Besides Nago and Kobayashi, the Genki Ala Wai Project team also includes principal investigator Dr. Kenneth Kaneshiro; Fumiko Sato Chun, community and media liaison; and Ian Pelayo, who is the project manager and coordinator of the project’s science curriculum. A former science teacher, Pelayo has integrated requirements of the Hawai‘i DOE Next Generation Science Standards.
Pelayo said he’s happy to see the students apply a real-life science project into a real-world scenario, which includes learning about what they can do now to help protect and preserve the environment.
“I hope the students realize that they are capable of making changes,” Pelayo said. “They get to experience that they are able to make a difference using this project as a stepping stone to making this world a better place.”
The project has an ambitious goal: to clean up the Ala Wai Canal to a point where people can swim in it and catch fish from it within seven years. With help from students, teachers, community members and stakeholders, the Genki Ala Wai Project is expected to follow through on its goal in the near future.
Back in Kwee’s fourth grade classroom, the students are tasked with finding and recording the salinity and pH level of their water sample. Groups of five take turns filling a small beaker with a pipette before dropping in the pH or salinity drops. They compare its color on the chart provided before writing down the results. After getting Kwee’s approval, the students return to their desks so that the next group can work on their science experiment.
“This project is so amazing because it further pushes my students to know that they have their own civic responsibilities to help the environment,” said Kwee, who has been a teacher for over 30 years.
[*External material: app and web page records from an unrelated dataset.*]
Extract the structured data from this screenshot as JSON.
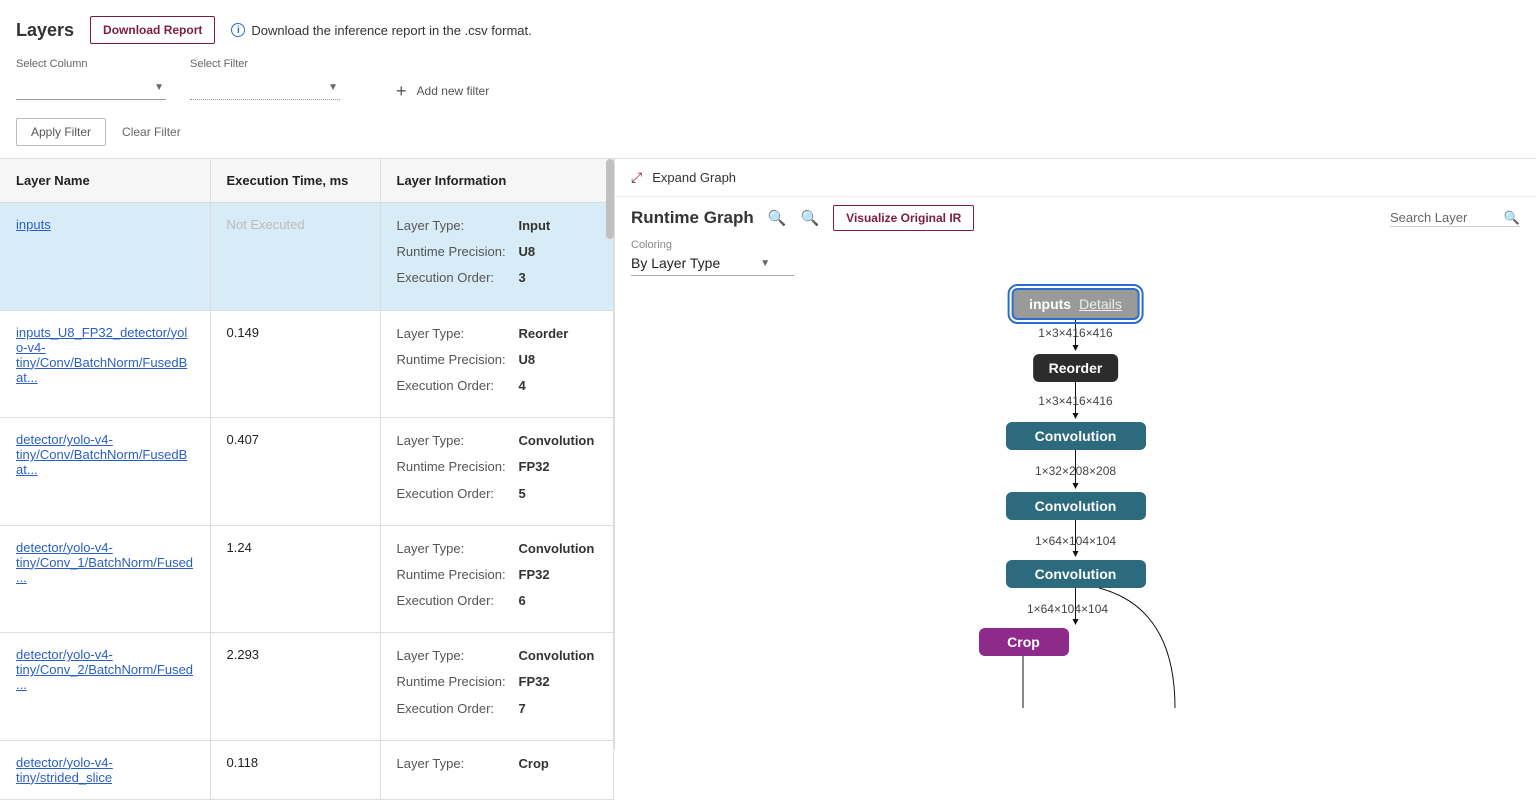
{
  "header": {
    "title": "Layers",
    "download_btn": "Download Report",
    "info_text": "Download the inference report in the .csv format."
  },
  "filters": {
    "select_column_label": "Select Column",
    "select_filter_label": "Select Filter",
    "add_new_filter": "Add new filter",
    "apply": "Apply Filter",
    "clear": "Clear Filter"
  },
  "table": {
    "cols": {
      "name": "Layer Name",
      "time": "Execution Time, ms",
      "info": "Layer Information"
    },
    "keys": {
      "type": "Layer Type:",
      "prec": "Runtime Precision:",
      "order": "Execution Order:"
    },
    "not_executed": "Not Executed",
    "rows": [
      {
        "name": "inputs",
        "time": "",
        "type": "Input",
        "prec": "U8",
        "order": "3"
      },
      {
        "name": "inputs_U8_FP32_detector/yolo-v4-tiny/Conv/BatchNorm/FusedBat...",
        "time": "0.149",
        "type": "Reorder",
        "prec": "U8",
        "order": "4"
      },
      {
        "name": "detector/yolo-v4-tiny/Conv/BatchNorm/FusedBat...",
        "time": "0.407",
        "type": "Convolution",
        "prec": "FP32",
        "order": "5"
      },
      {
        "name": "detector/yolo-v4-tiny/Conv_1/BatchNorm/Fused...",
        "time": "1.24",
        "type": "Convolution",
        "prec": "FP32",
        "order": "6"
      },
      {
        "name": "detector/yolo-v4-tiny/Conv_2/BatchNorm/Fused...",
        "time": "2.293",
        "type": "Convolution",
        "prec": "FP32",
        "order": "7"
      },
      {
        "name": "detector/yolo-v4-tiny/strided_slice",
        "time": "0.118",
        "type": "Crop",
        "prec": "",
        "order": ""
      }
    ]
  },
  "graph": {
    "expand": "Expand Graph",
    "title": "Runtime Graph",
    "visualize_btn": "Visualize Original IR",
    "search_placeholder": "Search Layer",
    "coloring_label": "Coloring",
    "coloring_value": "By Layer Type",
    "nodes": {
      "inputs": "inputs",
      "details": "Details",
      "reorder": "Reorder",
      "conv": "Convolution",
      "crop": "Crop"
    },
    "edges": {
      "e1": "1×3×416×416",
      "e2": "1×3×416×416",
      "e3": "1×32×208×208",
      "e4": "1×64×104×104",
      "e5": "1×64×104×104"
    }
  }
}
She was recently named one of five national finalists for the 2019 LifeChanger of the Year Award. Kwee’s leadership and positive attitude has inspired her students to become the “Golden Leaders” and future scientists that many of them aspire to become one day.
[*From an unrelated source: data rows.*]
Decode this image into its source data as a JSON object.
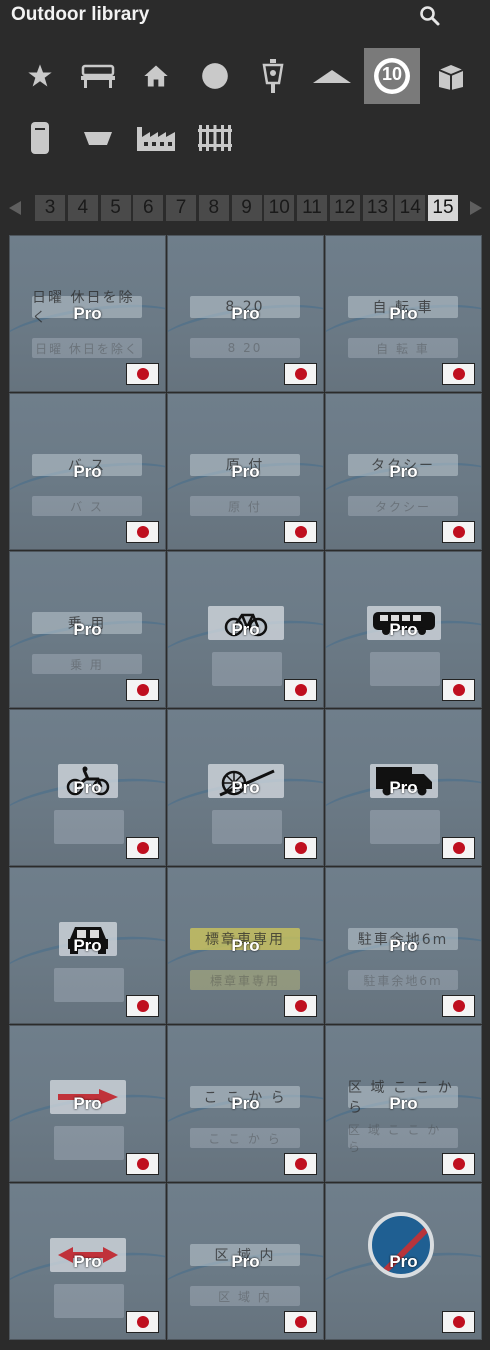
{
  "header": {
    "title": "Outdoor library",
    "search_icon": "search-icon"
  },
  "categories": [
    {
      "icon": "star-icon"
    },
    {
      "icon": "bench-icon"
    },
    {
      "icon": "house-icon"
    },
    {
      "icon": "circle-icon"
    },
    {
      "icon": "lamp-icon"
    },
    {
      "icon": "roof-icon"
    },
    {
      "icon": "traffic-sign-icon",
      "label": "10",
      "active": true
    },
    {
      "icon": "box-icon"
    },
    {
      "icon": "cylinder-icon"
    },
    {
      "icon": "planter-icon"
    },
    {
      "icon": "factory-icon"
    },
    {
      "icon": "fence-icon"
    }
  ],
  "pagination": {
    "pages": [
      "3",
      "4",
      "5",
      "6",
      "7",
      "8",
      "9",
      "10",
      "11",
      "12",
      "13",
      "14",
      "15"
    ],
    "current": "15"
  },
  "tiles": [
    {
      "sign": "日曜 休日を除く",
      "ghost": "日曜 休日を除く",
      "badge": "Pro"
    },
    {
      "sign": "8 20",
      "ghost": "8 20",
      "badge": "Pro"
    },
    {
      "sign": "自 転 車",
      "ghost": "自 転 車",
      "badge": "Pro"
    },
    {
      "sign": "バ ス",
      "ghost": "バ ス",
      "badge": "Pro"
    },
    {
      "sign": "原 付",
      "ghost": "原 付",
      "badge": "Pro"
    },
    {
      "sign": "タクシー",
      "ghost": "タクシー",
      "badge": "Pro"
    },
    {
      "sign": "乗 用",
      "ghost": "乗 用",
      "badge": "Pro"
    },
    {
      "pict": "bicycle",
      "badge": "Pro"
    },
    {
      "pict": "bus",
      "badge": "Pro"
    },
    {
      "pict": "motorbike",
      "badge": "Pro"
    },
    {
      "pict": "cart",
      "badge": "Pro"
    },
    {
      "pict": "truck",
      "badge": "Pro"
    },
    {
      "pict": "car",
      "badge": "Pro"
    },
    {
      "sign": "標章車専用",
      "ghost": "標章車専用",
      "yellow": true,
      "badge": "Pro"
    },
    {
      "sign": "駐車余地6m",
      "ghost": "駐車余地6m",
      "badge": "Pro"
    },
    {
      "pict": "arrow-right",
      "badge": "Pro"
    },
    {
      "sign": "こ こ か ら",
      "ghost": "こ こ か ら",
      "badge": "Pro"
    },
    {
      "sign": "区 域 こ こ か ら",
      "ghost": "区 域 こ こ か ら",
      "badge": "Pro"
    },
    {
      "pict": "arrow-both",
      "badge": "Pro"
    },
    {
      "sign": "区 域 内",
      "ghost": "区 域 内",
      "badge": "Pro"
    },
    {
      "pict": "no-parking-end",
      "badge": "Pro"
    }
  ],
  "colors": {
    "flag_red": "#bf0f1f",
    "active_category": "#7a7a7a",
    "active_page": "#d6d6d6"
  }
}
When Kwee received the email from the Genki Ala Wai Project, asking the volunteered schools to participate, she knew immediately that the program would not only benefit her students, but also fulfill her own personal desire to help the environment.
“It’s so important for everyone to be involved when it comes to protecting the environment,” she said. “This project is so special for my students to be a part of because it lights up their imaginations and makes them think more critically [about] how to problem-solve and work together as a team.”
As the bell rings ending the school day, the students in Kwee’s class take their time packing up their belongings. All of the students make sure to say good-bye to their teacher before leaving for the day. She responds in kind with an encouraging “Thank you,” or “Good job today.”
As Kwee watches the last of her students head out the door, she wraps up her thoughts on the project, describing it as something special from which the entire community can learn and grow.
“I’m so proud of my students, just as much as I’m proud of this project,” Kwee continues. “I already can see my students feel so empowered from conducting our Ala Wai Canal experiments and findings.
“I can’t wait to see what will happen in the future, when we can one day swim and fish in the canal . . . And my students can look back and know that it was because of them that the canal is clean, that their hard work made a difference.”
EM Hawaii president Hiromichi Nago hopes to continue involving schoolchildren in the Genki Ala Wai Project. You can follow their progress at genkialawai.org. If you would like to support the project in any way, contact Nago at (808) 548-0396.
Kristen Nemoto Jay was born and raised in Waimänalo. Besides working as a freelance writer, she also tutors part-time at her alma mater, Kailua High School, and is a yoga instructor at CorePower Yoga. Kristen earned her bachelor’s degree in sociology from Chapman University and her master’s in journalism from DePaul University.